◆ WHAT YOU NEED TO DO
In your copy, leave out the pictures; write out all the data exactly.

◆ THE RECORDS
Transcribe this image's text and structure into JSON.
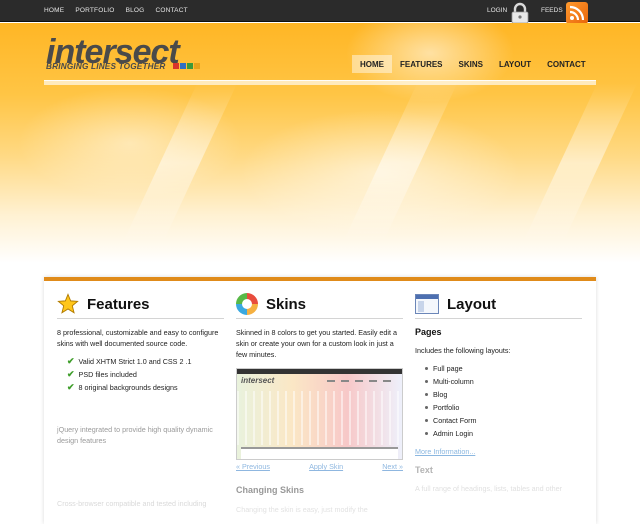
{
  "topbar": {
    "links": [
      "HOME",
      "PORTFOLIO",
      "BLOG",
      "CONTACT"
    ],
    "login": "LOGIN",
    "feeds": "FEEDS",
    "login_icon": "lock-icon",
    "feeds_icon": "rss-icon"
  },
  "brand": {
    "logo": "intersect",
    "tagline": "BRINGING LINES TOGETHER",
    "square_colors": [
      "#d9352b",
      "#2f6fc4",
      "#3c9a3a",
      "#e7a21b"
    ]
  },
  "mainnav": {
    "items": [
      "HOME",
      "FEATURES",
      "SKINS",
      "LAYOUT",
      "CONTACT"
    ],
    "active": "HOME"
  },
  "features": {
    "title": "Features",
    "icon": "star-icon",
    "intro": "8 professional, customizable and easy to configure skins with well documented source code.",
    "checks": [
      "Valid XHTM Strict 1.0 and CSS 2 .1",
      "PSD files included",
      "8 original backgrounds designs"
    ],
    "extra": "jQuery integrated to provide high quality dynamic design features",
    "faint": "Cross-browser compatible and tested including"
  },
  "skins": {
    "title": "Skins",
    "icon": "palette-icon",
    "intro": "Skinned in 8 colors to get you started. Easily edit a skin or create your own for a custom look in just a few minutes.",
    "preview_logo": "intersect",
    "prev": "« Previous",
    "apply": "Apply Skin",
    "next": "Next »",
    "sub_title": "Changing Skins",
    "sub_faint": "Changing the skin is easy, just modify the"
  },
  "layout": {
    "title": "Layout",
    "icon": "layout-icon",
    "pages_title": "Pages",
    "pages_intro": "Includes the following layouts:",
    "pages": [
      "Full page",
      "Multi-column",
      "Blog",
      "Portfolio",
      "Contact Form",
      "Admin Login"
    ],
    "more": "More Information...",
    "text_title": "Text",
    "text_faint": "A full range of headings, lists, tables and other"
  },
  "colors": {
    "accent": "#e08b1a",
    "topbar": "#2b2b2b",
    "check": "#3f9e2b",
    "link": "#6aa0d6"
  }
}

◆ TASK SOLUTION
Transcribe this image's text and structure into JSON.
{
  "topbar": {
    "links": [
      "HOME",
      "PORTFOLIO",
      "BLOG",
      "CONTACT"
    ],
    "login": "LOGIN",
    "feeds": "FEEDS",
    "login_icon": "lock-icon",
    "feeds_icon": "rss-icon"
  },
  "brand": {
    "logo": "intersect",
    "tagline": "BRINGING LINES TOGETHER",
    "square_colors": [
      "#d9352b",
      "#2f6fc4",
      "#3c9a3a",
      "#e7a21b"
    ]
  },
  "mainnav": {
    "items": [
      "HOME",
      "FEATURES",
      "SKINS",
      "LAYOUT",
      "CONTACT"
    ],
    "active": "HOME"
  },
  "features": {
    "title": "Features",
    "icon": "star-icon",
    "intro": "8 professional, customizable and easy to configure skins with well documented source code.",
    "checks": [
      "Valid XHTM Strict 1.0 and CSS 2 .1",
      "PSD files included",
      "8 original backgrounds designs"
    ],
    "extra": "jQuery integrated to provide high quality dynamic design features",
    "faint": "Cross-browser compatible and tested including"
  },
  "skins": {
    "title": "Skins",
    "icon": "palette-icon",
    "intro": "Skinned in 8 colors to get you started. Easily edit a skin or create your own for a custom look in just a few minutes.",
    "preview_logo": "intersect",
    "prev": "« Previous",
    "apply": "Apply Skin",
    "next": "Next »",
    "sub_title": "Changing Skins",
    "sub_faint": "Changing the skin is easy, just modify the"
  },
  "layout": {
    "title": "Layout",
    "icon": "layout-icon",
    "pages_title": "Pages",
    "pages_intro": "Includes the following layouts:",
    "pages": [
      "Full page",
      "Multi-column",
      "Blog",
      "Portfolio",
      "Contact Form",
      "Admin Login"
    ],
    "more": "More Information...",
    "text_title": "Text",
    "text_faint": "A full range of headings, lists, tables and other"
  },
  "colors": {
    "accent": "#e08b1a",
    "topbar": "#2b2b2b",
    "check": "#3f9e2b",
    "link": "#6aa0d6"
  }
}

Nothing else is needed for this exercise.